(Items from an interface collection)
● ● ● ● ● ● ●

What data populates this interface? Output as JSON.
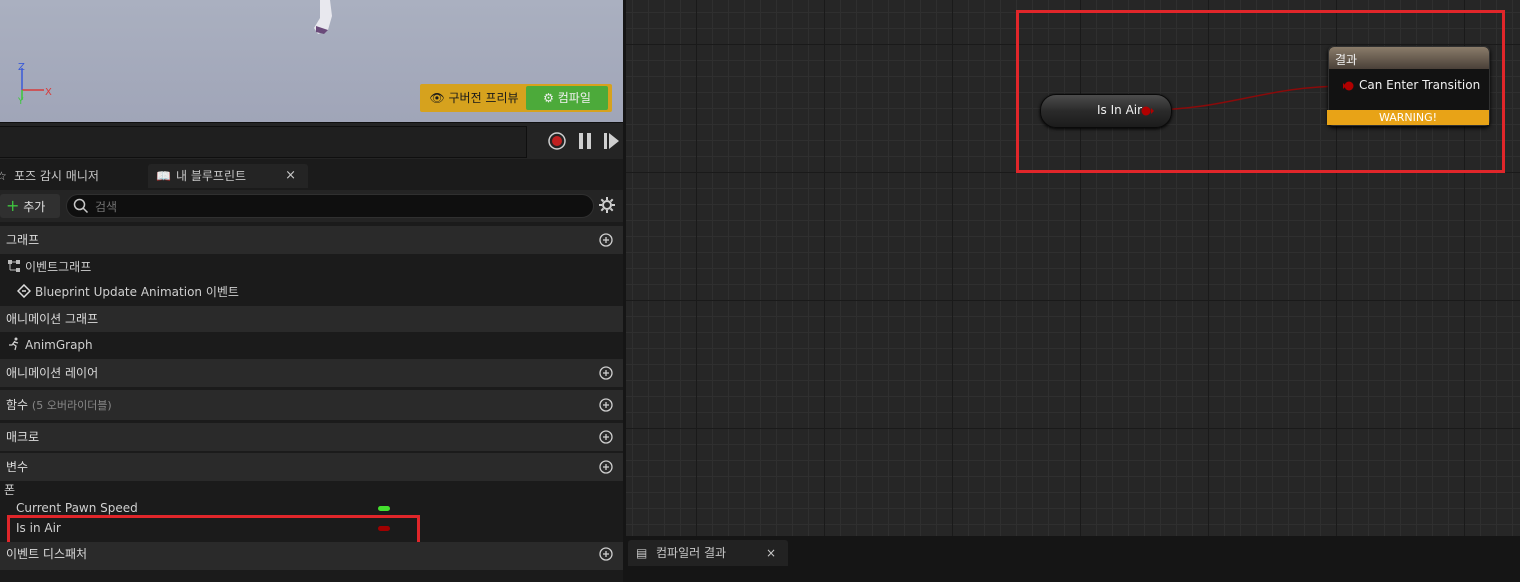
{
  "viewport": {
    "preview_label": "구버전 프리뷰",
    "compile_label": "컴파일",
    "axis": {
      "z": "Z",
      "y": "Y",
      "x": "X"
    }
  },
  "tabs": {
    "pose_watch": "포즈 감시 매니저",
    "my_blueprint": "내 블루프린트",
    "close": "×"
  },
  "toolbar": {
    "add_label": "추가",
    "search_placeholder": "검색"
  },
  "sections": {
    "graphs": "그래프",
    "event_graph": "이벤트그래프",
    "bp_update_event": "Blueprint Update Animation 이벤트",
    "anim_graphs": "애니메이션 그래프",
    "anim_graph": "AnimGraph",
    "anim_layers": "애니메이션 레이어",
    "functions": "함수",
    "functions_sub": "(5 오버라이더블)",
    "macros": "매크로",
    "variables": "변수",
    "var_group": "폰",
    "var_speed": "Current Pawn Speed",
    "var_in_air": "Is in Air",
    "event_dispatchers": "이벤트 디스패처"
  },
  "graph": {
    "var_node_label": "Is In Air",
    "result_title": "결과",
    "result_pin": "Can Enter Transition",
    "warning": "WARNING!"
  },
  "bottom": {
    "compiler_results": "컴파일러 결과",
    "close": "×"
  },
  "colors": {
    "float_pin": "#44e02e",
    "bool_pin": "#a00000",
    "warning": "#e8a317",
    "highlight": "#e0262a"
  }
}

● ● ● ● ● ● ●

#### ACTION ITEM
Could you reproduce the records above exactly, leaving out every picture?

#### ANSWER AREA
What data populates this interface? Output as JSON.
{
  "viewport": {
    "preview_label": "구버전 프리뷰",
    "compile_label": "컴파일",
    "axis": {
      "z": "Z",
      "y": "Y",
      "x": "X"
    }
  },
  "tabs": {
    "pose_watch": "포즈 감시 매니저",
    "my_blueprint": "내 블루프린트",
    "close": "×"
  },
  "toolbar": {
    "add_label": "추가",
    "search_placeholder": "검색"
  },
  "sections": {
    "graphs": "그래프",
    "event_graph": "이벤트그래프",
    "bp_update_event": "Blueprint Update Animation 이벤트",
    "anim_graphs": "애니메이션 그래프",
    "anim_graph": "AnimGraph",
    "anim_layers": "애니메이션 레이어",
    "functions": "함수",
    "functions_sub": "(5 오버라이더블)",
    "macros": "매크로",
    "variables": "변수",
    "var_group": "폰",
    "var_speed": "Current Pawn Speed",
    "var_in_air": "Is in Air",
    "event_dispatchers": "이벤트 디스패처"
  },
  "graph": {
    "var_node_label": "Is In Air",
    "result_title": "결과",
    "result_pin": "Can Enter Transition",
    "warning": "WARNING!"
  },
  "bottom": {
    "compiler_results": "컴파일러 결과",
    "close": "×"
  },
  "colors": {
    "float_pin": "#44e02e",
    "bool_pin": "#a00000",
    "warning": "#e8a317",
    "highlight": "#e0262a"
  }
}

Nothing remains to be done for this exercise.